TO DO
Which lines below contain "JSON"? Pull them out.

LISTED RECORDS
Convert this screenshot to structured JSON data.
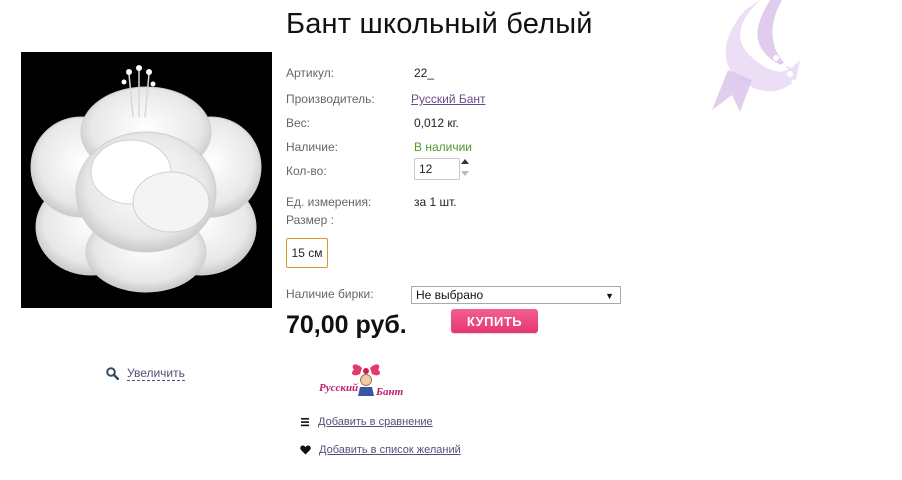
{
  "product": {
    "title": "Бант школьный белый",
    "zoom_label": "Увеличить",
    "props": {
      "article_label": "Артикул:",
      "article_value": "22_",
      "maker_label": "Производитель:",
      "maker_value": "Русский Бант",
      "weight_label": "Вес:",
      "weight_value": "0,012 кг.",
      "availability_label": "Наличие:",
      "availability_value": "В наличии",
      "qty_label": "Кол-во:",
      "qty_value": "12",
      "unit_label": "Ед. измерения:",
      "unit_value": "за 1 шт.",
      "size_label": "Размер :"
    },
    "size_option": "15 см",
    "tag_label": "Наличие бирки:",
    "tag_select_value": "Не выбрано",
    "price": "70,00 руб.",
    "buy_label": "КУПИТЬ",
    "brand_logo_text": [
      "Русский",
      "Бант"
    ],
    "compare_label": "Добавить в сравнение",
    "wishlist_label": "Добавить в список желаний"
  },
  "colors": {
    "buy_button": "#ec4a80",
    "link": "#6a4c8a",
    "availability": "#4c9a2a",
    "size_border": "#e0952a"
  },
  "icons": [
    "search-icon",
    "list-icon",
    "heart-icon",
    "ribbon-decoration"
  ]
}
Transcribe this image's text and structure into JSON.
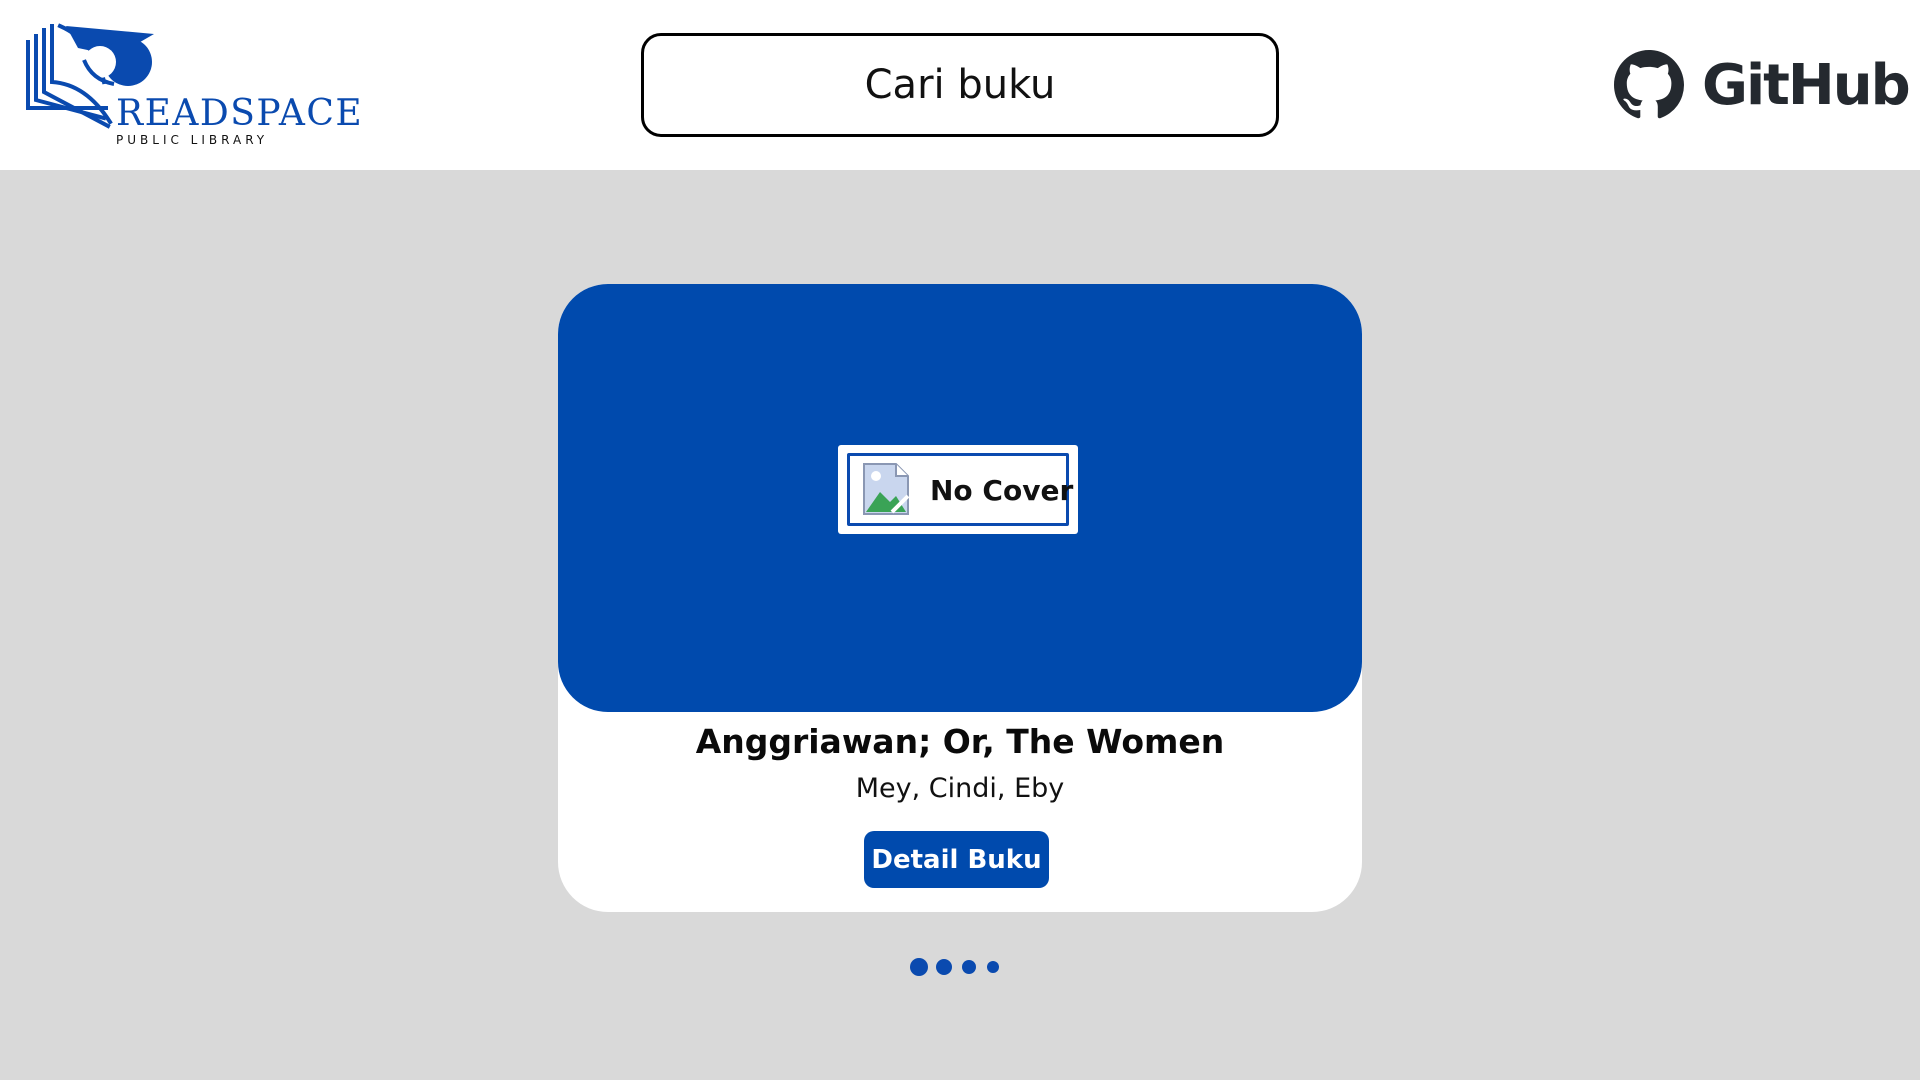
{
  "header": {
    "logo": {
      "title": "READSPACE",
      "subtitle": "PUBLIC LIBRARY"
    },
    "search": {
      "placeholder": "Cari buku",
      "value": ""
    },
    "github": {
      "label": "GitHub",
      "icon": "github-icon"
    }
  },
  "carousel": {
    "book": {
      "cover_placeholder": "No Cover",
      "cover_icon": "broken-image-icon",
      "title": "Anggriawan; Or, The Women",
      "authors": "Mey, Cindi, Eby",
      "detail_button": "Detail Buku"
    },
    "page_count": 4
  },
  "colors": {
    "brand": "#004aad",
    "background": "#d9d9d9",
    "header": "#ffffff",
    "card": "#ffffff",
    "github": "#24292f"
  }
}
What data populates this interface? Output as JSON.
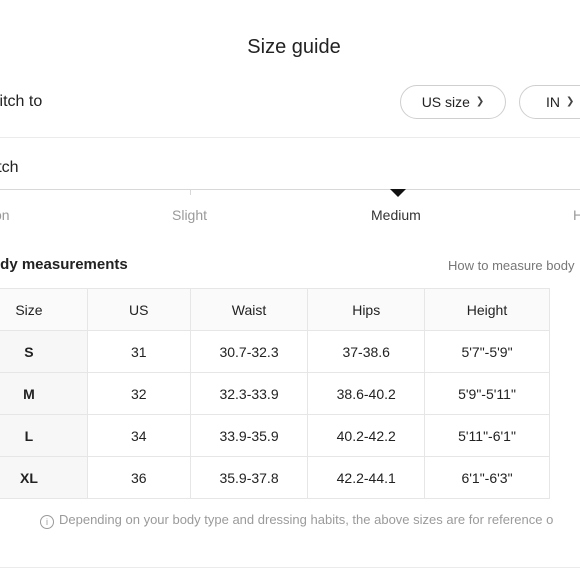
{
  "title": "Size guide",
  "switch": {
    "label": "witch to",
    "size_option": "US size",
    "unit_option": "IN"
  },
  "stretch": {
    "title": "retch",
    "levels": [
      "on",
      "Slight",
      "Medium",
      "H"
    ],
    "selected": "Medium"
  },
  "body_measurements": {
    "title": "ody measurements",
    "how_to_link": "How to measure body",
    "columns": [
      "Size",
      "US",
      "Waist",
      "Hips",
      "Height"
    ],
    "rows": [
      [
        "S",
        "31",
        "30.7-32.3",
        "37-38.6",
        "5'7\"-5'9\""
      ],
      [
        "M",
        "32",
        "32.3-33.9",
        "38.6-40.2",
        "5'9\"-5'11\""
      ],
      [
        "L",
        "34",
        "33.9-35.9",
        "40.2-42.2",
        "5'11\"-6'1\""
      ],
      [
        "XL",
        "36",
        "35.9-37.8",
        "42.2-44.1",
        "6'1\"-6'3\""
      ]
    ]
  },
  "note": "Depending on your body type and dressing habits, the above sizes are for reference o",
  "icons": {
    "dropdown": "chevron-down-icon",
    "info": "info-icon",
    "marker": "triangle-down-icon"
  }
}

RESULT
Convert this screenshot to structured JSON data.
Transcribe this image's text and structure into JSON.
What data populates this interface? Output as JSON.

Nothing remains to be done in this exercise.